■ Directions ■
Output all of the material exactly; leave out no line.

■ Information given ■
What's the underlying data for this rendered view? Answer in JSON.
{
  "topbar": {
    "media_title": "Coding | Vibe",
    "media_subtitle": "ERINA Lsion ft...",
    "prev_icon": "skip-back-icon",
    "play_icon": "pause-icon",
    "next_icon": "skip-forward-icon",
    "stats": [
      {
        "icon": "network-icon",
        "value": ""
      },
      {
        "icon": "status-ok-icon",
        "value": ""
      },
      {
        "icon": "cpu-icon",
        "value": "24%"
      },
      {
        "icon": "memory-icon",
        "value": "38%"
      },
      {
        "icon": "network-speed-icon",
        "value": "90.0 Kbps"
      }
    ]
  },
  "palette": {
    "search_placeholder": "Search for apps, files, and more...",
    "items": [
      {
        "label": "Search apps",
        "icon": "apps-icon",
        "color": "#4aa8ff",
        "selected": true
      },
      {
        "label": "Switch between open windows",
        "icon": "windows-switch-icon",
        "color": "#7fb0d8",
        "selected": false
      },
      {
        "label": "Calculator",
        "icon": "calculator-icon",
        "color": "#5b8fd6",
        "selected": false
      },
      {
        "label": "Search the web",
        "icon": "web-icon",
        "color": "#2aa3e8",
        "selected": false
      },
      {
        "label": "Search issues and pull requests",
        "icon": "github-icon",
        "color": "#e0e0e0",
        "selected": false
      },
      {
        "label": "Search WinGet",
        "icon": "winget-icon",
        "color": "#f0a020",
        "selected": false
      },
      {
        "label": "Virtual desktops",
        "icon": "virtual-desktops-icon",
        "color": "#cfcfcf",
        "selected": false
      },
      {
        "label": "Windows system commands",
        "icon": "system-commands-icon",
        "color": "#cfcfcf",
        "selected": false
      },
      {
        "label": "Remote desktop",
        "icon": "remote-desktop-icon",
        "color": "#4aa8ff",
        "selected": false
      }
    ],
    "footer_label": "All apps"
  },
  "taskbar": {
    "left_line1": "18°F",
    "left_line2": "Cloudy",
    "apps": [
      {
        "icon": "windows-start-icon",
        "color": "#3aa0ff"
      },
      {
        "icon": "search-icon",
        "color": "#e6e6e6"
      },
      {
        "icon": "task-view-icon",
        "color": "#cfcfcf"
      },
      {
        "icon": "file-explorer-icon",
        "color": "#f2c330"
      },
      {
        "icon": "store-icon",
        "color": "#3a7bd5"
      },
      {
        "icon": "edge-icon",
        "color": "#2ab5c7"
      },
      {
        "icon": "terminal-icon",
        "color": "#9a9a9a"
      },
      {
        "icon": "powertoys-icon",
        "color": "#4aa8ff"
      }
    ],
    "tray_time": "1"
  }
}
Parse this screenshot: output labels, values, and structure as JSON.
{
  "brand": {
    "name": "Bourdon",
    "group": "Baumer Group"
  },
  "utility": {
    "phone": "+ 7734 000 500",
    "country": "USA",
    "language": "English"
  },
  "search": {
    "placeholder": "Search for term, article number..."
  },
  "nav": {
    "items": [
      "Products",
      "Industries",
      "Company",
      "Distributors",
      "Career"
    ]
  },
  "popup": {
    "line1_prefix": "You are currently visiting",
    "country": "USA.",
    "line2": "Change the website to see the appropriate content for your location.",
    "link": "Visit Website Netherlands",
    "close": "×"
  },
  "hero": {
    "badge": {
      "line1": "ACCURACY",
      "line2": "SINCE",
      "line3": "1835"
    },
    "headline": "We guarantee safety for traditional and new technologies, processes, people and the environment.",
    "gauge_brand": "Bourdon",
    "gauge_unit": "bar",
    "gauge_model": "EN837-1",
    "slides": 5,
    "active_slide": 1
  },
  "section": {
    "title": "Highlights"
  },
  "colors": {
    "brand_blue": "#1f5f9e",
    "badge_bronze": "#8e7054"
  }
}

■ Completed task ■
What's the underlying data for this rendered view? Answer in JSON.
{
  "topbar": {
    "media_title": "Coding | Vibe",
    "media_subtitle": "ERINA Lsion ft...",
    "prev_icon": "skip-back-icon",
    "play_icon": "pause-icon",
    "next_icon": "skip-forward-icon",
    "stats": [
      {
        "icon": "network-icon",
        "value": ""
      },
      {
        "icon": "status-ok-icon",
        "value": ""
      },
      {
        "icon": "cpu-icon",
        "value": "24%"
      },
      {
        "icon": "memory-icon",
        "value": "38%"
      },
      {
        "icon": "network-speed-icon",
        "value": "90.0 Kbps"
      }
    ]
  },
  "palette": {
    "search_placeholder": "Search for apps, files, and more...",
    "items": [
      {
        "label": "Search apps",
        "icon": "apps-icon",
        "color": "#4aa8ff",
        "selected": true
      },
      {
        "label": "Switch between open windows",
        "icon": "windows-switch-icon",
        "color": "#7fb0d8",
        "selected": false
      },
      {
        "label": "Calculator",
        "icon": "calculator-icon",
        "color": "#5b8fd6",
        "selected": false
      },
      {
        "label": "Search the web",
        "icon": "web-icon",
        "color": "#2aa3e8",
        "selected": false
      },
      {
        "label": "Search issues and pull requests",
        "icon": "github-icon",
        "color": "#e0e0e0",
        "selected": false
      },
      {
        "label": "Search WinGet",
        "icon": "winget-icon",
        "color": "#f0a020",
        "selected": false
      },
      {
        "label": "Virtual desktops",
        "icon": "virtual-desktops-icon",
        "color": "#cfcfcf",
        "selected": false
      },
      {
        "label": "Windows system commands",
        "icon": "system-commands-icon",
        "color": "#cfcfcf",
        "selected": false
      },
      {
        "label": "Remote desktop",
        "icon": "remote-desktop-icon",
        "color": "#4aa8ff",
        "selected": false
      }
    ],
    "footer_label": "All apps"
  },
  "taskbar": {
    "left_line1": "18°F",
    "left_line2": "Cloudy",
    "apps": [
      {
        "icon": "windows-start-icon",
        "color": "#3aa0ff"
      },
      {
        "icon": "search-icon",
        "color": "#e6e6e6"
      },
      {
        "icon": "task-view-icon",
        "color": "#cfcfcf"
      },
      {
        "icon": "file-explorer-icon",
        "color": "#f2c330"
      },
      {
        "icon": "store-icon",
        "color": "#3a7bd5"
      },
      {
        "icon": "edge-icon",
        "color": "#2ab5c7"
      },
      {
        "icon": "terminal-icon",
        "color": "#9a9a9a"
      },
      {
        "icon": "powertoys-icon",
        "color": "#4aa8ff"
      }
    ],
    "tray_time": "1"
  }
}
Parse this screenshot: output labels, values, and structure as JSON.
{
  "brand": {
    "name": "Bourdon",
    "group": "Baumer Group"
  },
  "utility": {
    "phone": "+ 7734 000 500",
    "country": "USA",
    "language": "English"
  },
  "search": {
    "placeholder": "Search for term, article number..."
  },
  "nav": {
    "items": [
      "Products",
      "Industries",
      "Company",
      "Distributors",
      "Career"
    ]
  },
  "popup": {
    "line1_prefix": "You are currently visiting",
    "country": "USA.",
    "line2": "Change the website to see the appropriate content for your location.",
    "link": "Visit Website Netherlands",
    "close": "×"
  },
  "hero": {
    "badge": {
      "line1": "ACCURACY",
      "line2": "SINCE",
      "line3": "1835"
    },
    "headline": "We guarantee safety for traditional and new technologies, processes, people and the environment.",
    "gauge_brand": "Bourdon",
    "gauge_unit": "bar",
    "gauge_model": "EN837-1",
    "slides": 5,
    "active_slide": 1
  },
  "section": {
    "title": "Highlights"
  },
  "colors": {
    "brand_blue": "#1f5f9e",
    "badge_bronze": "#8e7054"
  }
}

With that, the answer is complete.